→ WORK INSTRUCTIONS
For the entries that follow, set down each one exactly and drop any pictures.

*** RECORDS FOR PROCESSING Section Begins ***

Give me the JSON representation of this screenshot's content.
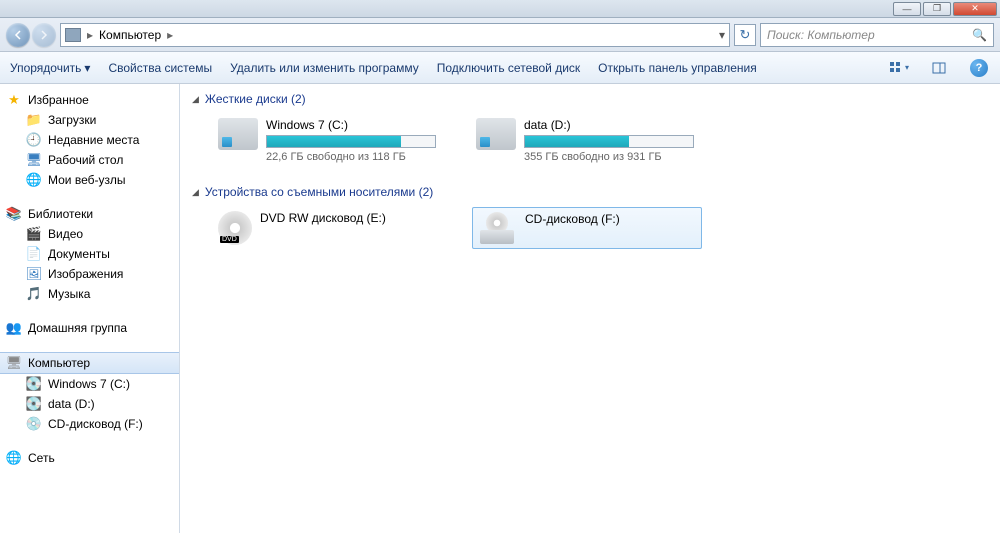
{
  "window": {
    "minimize": "—",
    "maximize": "❐",
    "close": "✕"
  },
  "addr": {
    "root": "Компьютер",
    "dropdown": "▾",
    "refresh": "↻",
    "search_placeholder": "Поиск: Компьютер",
    "search_icon": "🔍"
  },
  "toolbar": {
    "organize": "Упорядочить",
    "organize_arrow": "▾",
    "properties": "Свойства системы",
    "uninstall": "Удалить или изменить программу",
    "map_drive": "Подключить сетевой диск",
    "control_panel": "Открыть панель управления",
    "view_arrow": "▾"
  },
  "sidebar": {
    "favorites": "Избранное",
    "downloads": "Загрузки",
    "recent": "Недавние места",
    "desktop": "Рабочий стол",
    "websites": "Мои веб-узлы",
    "libraries": "Библиотеки",
    "video": "Видео",
    "documents": "Документы",
    "pictures": "Изображения",
    "music": "Музыка",
    "homegroup": "Домашняя группа",
    "computer": "Компьютер",
    "drive_c": "Windows 7 (C:)",
    "drive_d": "data (D:)",
    "drive_f": "CD-дисковод (F:)",
    "network": "Сеть"
  },
  "sections": {
    "hdd": "Жесткие диски (2)",
    "removable": "Устройства со съемными носителями (2)"
  },
  "drives": {
    "c": {
      "name": "Windows 7 (C:)",
      "free": "22,6 ГБ свободно из 118 ГБ",
      "fill_pct": 80
    },
    "d": {
      "name": "data (D:)",
      "free": "355 ГБ свободно из 931 ГБ",
      "fill_pct": 62
    },
    "e": {
      "name": "DVD RW дисковод (E:)"
    },
    "f": {
      "name": "CD-дисковод (F:)"
    }
  }
}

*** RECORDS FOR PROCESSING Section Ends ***

→ FINISHED EXERCISE
Give me the JSON representation of this screenshot's content.
{
  "window": {
    "minimize": "—",
    "maximize": "❐",
    "close": "✕"
  },
  "addr": {
    "root": "Компьютер",
    "dropdown": "▾",
    "refresh": "↻",
    "search_placeholder": "Поиск: Компьютер",
    "search_icon": "🔍"
  },
  "toolbar": {
    "organize": "Упорядочить",
    "organize_arrow": "▾",
    "properties": "Свойства системы",
    "uninstall": "Удалить или изменить программу",
    "map_drive": "Подключить сетевой диск",
    "control_panel": "Открыть панель управления",
    "view_arrow": "▾"
  },
  "sidebar": {
    "favorites": "Избранное",
    "downloads": "Загрузки",
    "recent": "Недавние места",
    "desktop": "Рабочий стол",
    "websites": "Мои веб-узлы",
    "libraries": "Библиотеки",
    "video": "Видео",
    "documents": "Документы",
    "pictures": "Изображения",
    "music": "Музыка",
    "homegroup": "Домашняя группа",
    "computer": "Компьютер",
    "drive_c": "Windows 7 (C:)",
    "drive_d": "data (D:)",
    "drive_f": "CD-дисковод (F:)",
    "network": "Сеть"
  },
  "sections": {
    "hdd": "Жесткие диски (2)",
    "removable": "Устройства со съемными носителями (2)"
  },
  "drives": {
    "c": {
      "name": "Windows 7 (C:)",
      "free": "22,6 ГБ свободно из 118 ГБ",
      "fill_pct": 80
    },
    "d": {
      "name": "data (D:)",
      "free": "355 ГБ свободно из 931 ГБ",
      "fill_pct": 62
    },
    "e": {
      "name": "DVD RW дисковод (E:)"
    },
    "f": {
      "name": "CD-дисковод (F:)"
    }
  }
}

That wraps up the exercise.